The automatic sliding doors don't slide open when I attempt to enter the building. Peering through the glass it looks like the large reception area has been dismantled and furnishings removed. There's not a soul in sight. Could Andre & Cie have cleared out? I find a buzzer and try it. A woman's voice comes on and asks what I want. I explain who I am and how I sent an introductory letter to CEO Friedrich Sauerlander a month ago. It turns out Sauerlander's been long gone and the CEO who replaced him has been long gone also. Well, it's lucky for me that the woman, Dorothee Cusin, is curious about what I do and that she persuades her boss (Claude Waelti) to meet with me.
Waelti, one of formerly 25 directors, says it was only a year ago that about 350 employees worked in this building with a total of 1,400 worldwide. Now, there's only a skeleton staff of 15, primarily working on selling off company assets.
The large lobby features huge pictures windows affording visitors a spectacular panoramic view of Lake Geneva and the Swiss and French Alps in the distance. The lobby is basically barren except for two large stone sculptures, which look like they belong somewhere on the grounds. Actually they do. A while back the company's extensive art collection was auctioned off and the two stone pieces unbought. One sports a price tag of 8,000 Swiss francs and the other 10,000 Swiss francs. One only has to see them to know why they're unsold. The other piece of unsold art is the massive tapestry hanging on the wall behind where the receptionist used to sit. Done by Abakanowizc Magdalena in 1978 and untitled, this ten foot high, 40 foot long piece of art can be described in one word: ugly. I'm not kidding you it looks like a big piece of orange shag carpeting. The price? Make an offer. Actually, the building is for sale and though it was built in 1962, they'll get a bundle for it. Why? Location, location, location and knock-your-socks-off views. I tell Waelti I heard Philip Morris International was interested in buying the building but he wouldn't confirm it. There's a parking garage for 250 cars though it seems graffiti artists having taken to spraying the outside walls with their (as usual) undecipherable words.
Though 350 people worked here it was void of a company cafeteria. "No cafeteria, why?" I ask somewhat mystified. According to Waelti the Andre family didn't believe it was up to them to furnish such amenities. There was/is a dining room and terrace on the top floor for entertaining visitors. We go up for a look and boy, the views of the city, lake and mountains from the outside terrace is just sensational.
Though now empty, Waelti accommodates my request to see the former boardroom and Chairman Henri Andre's former office--both on the fifth floor. Scale models of ships used to adorn the walls in the boardroom and all that remains now are the barren shelves. Henri Andre's corner office afforded him terrific views of the city and of the Lake Geneva with the French Alps in the distance.

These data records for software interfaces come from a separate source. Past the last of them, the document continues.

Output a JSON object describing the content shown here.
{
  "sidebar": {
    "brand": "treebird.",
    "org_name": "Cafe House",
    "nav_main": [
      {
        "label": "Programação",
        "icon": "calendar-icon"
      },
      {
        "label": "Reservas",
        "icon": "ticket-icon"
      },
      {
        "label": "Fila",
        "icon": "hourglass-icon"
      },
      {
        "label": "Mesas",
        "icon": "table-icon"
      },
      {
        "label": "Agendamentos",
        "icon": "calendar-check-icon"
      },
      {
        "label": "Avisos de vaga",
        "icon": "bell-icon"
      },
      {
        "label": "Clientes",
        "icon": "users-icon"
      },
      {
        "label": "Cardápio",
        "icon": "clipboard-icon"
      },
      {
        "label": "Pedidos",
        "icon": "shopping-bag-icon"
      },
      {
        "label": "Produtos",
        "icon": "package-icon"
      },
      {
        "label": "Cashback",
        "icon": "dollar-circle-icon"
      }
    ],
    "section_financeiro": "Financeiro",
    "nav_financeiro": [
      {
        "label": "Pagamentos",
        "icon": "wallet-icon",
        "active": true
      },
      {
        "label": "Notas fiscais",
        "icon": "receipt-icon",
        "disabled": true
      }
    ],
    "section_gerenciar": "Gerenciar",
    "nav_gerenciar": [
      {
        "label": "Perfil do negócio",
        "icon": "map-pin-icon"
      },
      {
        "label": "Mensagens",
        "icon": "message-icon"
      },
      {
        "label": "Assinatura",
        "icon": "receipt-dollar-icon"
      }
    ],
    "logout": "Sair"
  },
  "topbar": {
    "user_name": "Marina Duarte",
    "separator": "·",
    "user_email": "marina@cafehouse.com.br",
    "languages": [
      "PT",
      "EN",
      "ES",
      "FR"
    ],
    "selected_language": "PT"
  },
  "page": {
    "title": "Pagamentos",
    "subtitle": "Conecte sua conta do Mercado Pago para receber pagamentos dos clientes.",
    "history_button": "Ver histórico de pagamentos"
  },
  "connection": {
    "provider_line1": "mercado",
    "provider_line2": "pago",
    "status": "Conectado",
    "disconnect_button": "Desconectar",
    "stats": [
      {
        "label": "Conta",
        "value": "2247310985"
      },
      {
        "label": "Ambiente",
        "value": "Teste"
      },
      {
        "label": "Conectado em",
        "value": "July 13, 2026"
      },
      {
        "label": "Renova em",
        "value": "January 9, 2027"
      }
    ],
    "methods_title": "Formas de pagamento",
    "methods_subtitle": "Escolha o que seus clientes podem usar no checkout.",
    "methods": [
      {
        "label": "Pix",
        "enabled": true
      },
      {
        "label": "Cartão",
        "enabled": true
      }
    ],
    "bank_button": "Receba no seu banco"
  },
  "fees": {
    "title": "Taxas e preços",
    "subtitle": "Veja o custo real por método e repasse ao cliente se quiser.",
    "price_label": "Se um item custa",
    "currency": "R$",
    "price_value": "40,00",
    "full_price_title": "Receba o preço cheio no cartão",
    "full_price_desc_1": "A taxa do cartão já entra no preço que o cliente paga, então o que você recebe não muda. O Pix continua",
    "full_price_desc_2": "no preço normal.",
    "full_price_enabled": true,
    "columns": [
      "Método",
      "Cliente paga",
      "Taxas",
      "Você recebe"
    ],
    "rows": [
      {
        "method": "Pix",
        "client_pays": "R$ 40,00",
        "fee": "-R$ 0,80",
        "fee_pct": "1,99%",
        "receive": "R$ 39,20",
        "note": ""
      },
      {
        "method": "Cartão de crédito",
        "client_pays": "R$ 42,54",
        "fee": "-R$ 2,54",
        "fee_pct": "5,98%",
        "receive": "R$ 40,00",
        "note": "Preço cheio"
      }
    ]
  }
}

If Andre & Cie hadn't been so super secretive and more involved with the community would its demise have garnered more sympathy from the media and the general public? Who knows. I do ask Waelti one final question: If Andre & Cie were healthy and I showed up, would somehow have met with me? Waelti answers, " I'm pretty sure".